**** RECORDS FOR THE EXERCISE
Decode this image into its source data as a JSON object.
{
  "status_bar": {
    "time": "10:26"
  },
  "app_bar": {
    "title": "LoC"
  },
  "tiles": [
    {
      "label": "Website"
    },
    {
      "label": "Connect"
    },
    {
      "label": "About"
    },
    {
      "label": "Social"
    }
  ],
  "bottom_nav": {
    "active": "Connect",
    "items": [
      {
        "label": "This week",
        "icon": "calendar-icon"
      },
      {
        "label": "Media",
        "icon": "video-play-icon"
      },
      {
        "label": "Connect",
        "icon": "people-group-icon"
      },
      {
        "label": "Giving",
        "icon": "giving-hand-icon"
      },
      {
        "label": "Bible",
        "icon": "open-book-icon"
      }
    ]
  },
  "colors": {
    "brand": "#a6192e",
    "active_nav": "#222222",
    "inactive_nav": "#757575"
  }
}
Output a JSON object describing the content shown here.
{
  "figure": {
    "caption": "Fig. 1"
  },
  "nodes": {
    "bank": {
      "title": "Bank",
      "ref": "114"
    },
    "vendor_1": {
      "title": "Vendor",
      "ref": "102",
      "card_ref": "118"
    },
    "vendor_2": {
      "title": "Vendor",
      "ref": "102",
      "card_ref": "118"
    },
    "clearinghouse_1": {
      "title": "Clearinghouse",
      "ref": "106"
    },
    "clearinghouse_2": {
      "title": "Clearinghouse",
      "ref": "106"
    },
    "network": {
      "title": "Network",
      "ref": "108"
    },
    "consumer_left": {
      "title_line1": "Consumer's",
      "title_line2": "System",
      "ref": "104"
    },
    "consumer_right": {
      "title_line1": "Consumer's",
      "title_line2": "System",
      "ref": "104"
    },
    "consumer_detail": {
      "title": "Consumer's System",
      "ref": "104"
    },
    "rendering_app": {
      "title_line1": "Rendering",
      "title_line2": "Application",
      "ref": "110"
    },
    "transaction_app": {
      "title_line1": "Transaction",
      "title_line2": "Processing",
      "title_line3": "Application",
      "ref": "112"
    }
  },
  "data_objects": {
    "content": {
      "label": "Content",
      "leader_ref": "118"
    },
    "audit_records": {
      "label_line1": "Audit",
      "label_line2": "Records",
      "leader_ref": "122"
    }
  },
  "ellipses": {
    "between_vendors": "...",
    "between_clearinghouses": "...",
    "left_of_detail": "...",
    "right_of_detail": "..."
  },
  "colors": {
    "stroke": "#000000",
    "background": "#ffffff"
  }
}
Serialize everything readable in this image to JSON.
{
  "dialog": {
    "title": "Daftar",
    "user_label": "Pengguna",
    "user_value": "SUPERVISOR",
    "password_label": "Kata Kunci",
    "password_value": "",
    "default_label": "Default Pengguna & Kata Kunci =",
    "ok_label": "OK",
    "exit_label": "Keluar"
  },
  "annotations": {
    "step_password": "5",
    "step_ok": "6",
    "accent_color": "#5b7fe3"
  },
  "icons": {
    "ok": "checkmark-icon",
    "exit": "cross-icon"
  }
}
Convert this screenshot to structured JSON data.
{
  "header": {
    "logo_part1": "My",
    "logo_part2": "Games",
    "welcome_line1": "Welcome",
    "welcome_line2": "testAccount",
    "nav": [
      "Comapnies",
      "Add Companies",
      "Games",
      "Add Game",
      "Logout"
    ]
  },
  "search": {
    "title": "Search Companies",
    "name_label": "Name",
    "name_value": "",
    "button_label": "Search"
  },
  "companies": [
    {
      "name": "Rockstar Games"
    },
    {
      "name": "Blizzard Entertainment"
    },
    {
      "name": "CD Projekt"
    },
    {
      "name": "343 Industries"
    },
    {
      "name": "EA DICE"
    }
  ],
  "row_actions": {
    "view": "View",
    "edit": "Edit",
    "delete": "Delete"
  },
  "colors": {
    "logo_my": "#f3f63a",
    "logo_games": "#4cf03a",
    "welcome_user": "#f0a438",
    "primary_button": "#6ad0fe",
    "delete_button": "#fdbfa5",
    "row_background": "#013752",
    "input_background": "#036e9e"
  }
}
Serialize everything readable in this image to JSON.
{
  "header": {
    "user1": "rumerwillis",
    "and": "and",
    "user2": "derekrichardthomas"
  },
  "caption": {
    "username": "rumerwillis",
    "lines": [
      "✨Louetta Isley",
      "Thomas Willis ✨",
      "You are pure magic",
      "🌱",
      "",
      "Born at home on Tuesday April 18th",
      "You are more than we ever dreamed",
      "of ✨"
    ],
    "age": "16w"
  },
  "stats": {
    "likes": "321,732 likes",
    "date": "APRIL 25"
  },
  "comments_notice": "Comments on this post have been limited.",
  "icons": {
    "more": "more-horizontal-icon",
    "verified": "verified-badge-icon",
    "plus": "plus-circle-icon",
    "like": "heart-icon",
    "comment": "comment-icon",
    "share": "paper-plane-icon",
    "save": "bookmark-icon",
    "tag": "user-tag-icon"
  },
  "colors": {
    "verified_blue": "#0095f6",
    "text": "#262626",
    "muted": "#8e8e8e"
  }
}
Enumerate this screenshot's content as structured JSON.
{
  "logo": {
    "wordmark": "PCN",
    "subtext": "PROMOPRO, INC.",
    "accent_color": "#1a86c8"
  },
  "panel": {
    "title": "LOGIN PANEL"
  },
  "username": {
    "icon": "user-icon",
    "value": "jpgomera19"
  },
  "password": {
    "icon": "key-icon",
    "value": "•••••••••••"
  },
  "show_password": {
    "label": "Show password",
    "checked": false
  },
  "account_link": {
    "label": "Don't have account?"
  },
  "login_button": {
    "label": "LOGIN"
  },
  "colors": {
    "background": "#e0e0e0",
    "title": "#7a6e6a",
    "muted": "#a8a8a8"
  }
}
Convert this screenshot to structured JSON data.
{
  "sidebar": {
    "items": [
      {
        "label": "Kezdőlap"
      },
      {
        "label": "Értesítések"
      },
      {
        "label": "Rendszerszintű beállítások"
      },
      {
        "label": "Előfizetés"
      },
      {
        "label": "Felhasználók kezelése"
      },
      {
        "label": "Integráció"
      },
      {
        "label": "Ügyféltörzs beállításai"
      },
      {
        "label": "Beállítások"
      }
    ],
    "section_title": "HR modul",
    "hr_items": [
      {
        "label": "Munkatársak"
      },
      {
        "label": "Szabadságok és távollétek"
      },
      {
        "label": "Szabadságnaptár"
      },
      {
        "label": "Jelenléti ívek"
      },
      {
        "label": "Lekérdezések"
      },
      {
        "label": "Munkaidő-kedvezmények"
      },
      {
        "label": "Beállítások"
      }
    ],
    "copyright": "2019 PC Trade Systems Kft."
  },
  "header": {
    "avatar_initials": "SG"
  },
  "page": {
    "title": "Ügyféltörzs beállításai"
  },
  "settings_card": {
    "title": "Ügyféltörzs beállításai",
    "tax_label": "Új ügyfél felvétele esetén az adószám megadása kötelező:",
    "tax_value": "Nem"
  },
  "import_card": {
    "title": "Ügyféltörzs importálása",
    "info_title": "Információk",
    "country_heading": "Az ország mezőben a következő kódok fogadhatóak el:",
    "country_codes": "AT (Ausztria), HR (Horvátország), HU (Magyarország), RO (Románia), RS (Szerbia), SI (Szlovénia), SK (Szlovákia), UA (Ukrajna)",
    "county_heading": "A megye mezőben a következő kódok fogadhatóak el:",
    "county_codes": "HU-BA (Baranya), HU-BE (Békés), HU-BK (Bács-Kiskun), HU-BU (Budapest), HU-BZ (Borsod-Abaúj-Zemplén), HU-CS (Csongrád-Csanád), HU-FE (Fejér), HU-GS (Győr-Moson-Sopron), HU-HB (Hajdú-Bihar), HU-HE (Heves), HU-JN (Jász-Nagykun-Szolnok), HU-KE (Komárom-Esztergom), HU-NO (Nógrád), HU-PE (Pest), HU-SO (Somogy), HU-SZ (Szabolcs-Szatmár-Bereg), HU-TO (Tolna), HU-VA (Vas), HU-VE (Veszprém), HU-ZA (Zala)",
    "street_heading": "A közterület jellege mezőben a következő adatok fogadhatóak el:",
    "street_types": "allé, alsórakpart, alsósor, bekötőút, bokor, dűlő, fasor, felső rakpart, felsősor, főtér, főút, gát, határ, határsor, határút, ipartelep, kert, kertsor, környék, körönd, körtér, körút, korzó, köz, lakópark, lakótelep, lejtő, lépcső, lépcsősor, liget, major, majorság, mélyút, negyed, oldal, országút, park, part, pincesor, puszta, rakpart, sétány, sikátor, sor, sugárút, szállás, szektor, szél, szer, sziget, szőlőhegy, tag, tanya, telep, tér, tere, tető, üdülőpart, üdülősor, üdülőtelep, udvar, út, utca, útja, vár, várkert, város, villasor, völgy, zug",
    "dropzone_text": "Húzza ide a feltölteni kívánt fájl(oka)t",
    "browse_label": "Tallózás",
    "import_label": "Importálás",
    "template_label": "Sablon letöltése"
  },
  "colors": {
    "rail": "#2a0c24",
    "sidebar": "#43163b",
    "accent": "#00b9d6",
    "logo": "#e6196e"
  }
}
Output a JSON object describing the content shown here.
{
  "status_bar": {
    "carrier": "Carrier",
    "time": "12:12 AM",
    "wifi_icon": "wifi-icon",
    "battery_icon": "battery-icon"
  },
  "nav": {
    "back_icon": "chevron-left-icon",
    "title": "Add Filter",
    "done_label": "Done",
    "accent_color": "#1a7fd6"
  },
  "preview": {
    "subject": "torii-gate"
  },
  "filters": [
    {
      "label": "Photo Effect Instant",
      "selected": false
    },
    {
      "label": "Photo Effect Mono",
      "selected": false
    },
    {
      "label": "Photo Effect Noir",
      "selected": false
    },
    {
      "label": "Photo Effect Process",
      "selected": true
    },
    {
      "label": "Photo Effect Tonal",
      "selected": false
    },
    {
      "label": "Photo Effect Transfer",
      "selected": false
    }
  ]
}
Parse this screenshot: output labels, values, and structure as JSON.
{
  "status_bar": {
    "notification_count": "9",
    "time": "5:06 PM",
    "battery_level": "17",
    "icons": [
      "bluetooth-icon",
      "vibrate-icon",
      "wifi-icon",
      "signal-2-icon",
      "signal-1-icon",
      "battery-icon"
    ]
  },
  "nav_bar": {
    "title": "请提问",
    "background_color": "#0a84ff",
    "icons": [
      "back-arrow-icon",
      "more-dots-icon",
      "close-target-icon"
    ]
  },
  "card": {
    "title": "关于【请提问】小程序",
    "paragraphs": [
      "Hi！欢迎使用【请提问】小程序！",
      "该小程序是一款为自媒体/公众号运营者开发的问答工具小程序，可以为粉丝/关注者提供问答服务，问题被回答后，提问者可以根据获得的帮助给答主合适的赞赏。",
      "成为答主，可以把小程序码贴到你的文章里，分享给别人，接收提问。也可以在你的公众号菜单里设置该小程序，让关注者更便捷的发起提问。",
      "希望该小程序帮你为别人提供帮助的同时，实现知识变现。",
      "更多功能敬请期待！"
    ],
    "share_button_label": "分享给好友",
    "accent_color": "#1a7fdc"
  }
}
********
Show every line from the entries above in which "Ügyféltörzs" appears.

> **EXERCISE SOLUTION**
        "label": "Ügyféltörzs beállításai"
    "title": "Ügyféltörzs beállításai"
    "title": "Ügyféltörzs beállításai",
    "title": "Ügyféltörzs importálása",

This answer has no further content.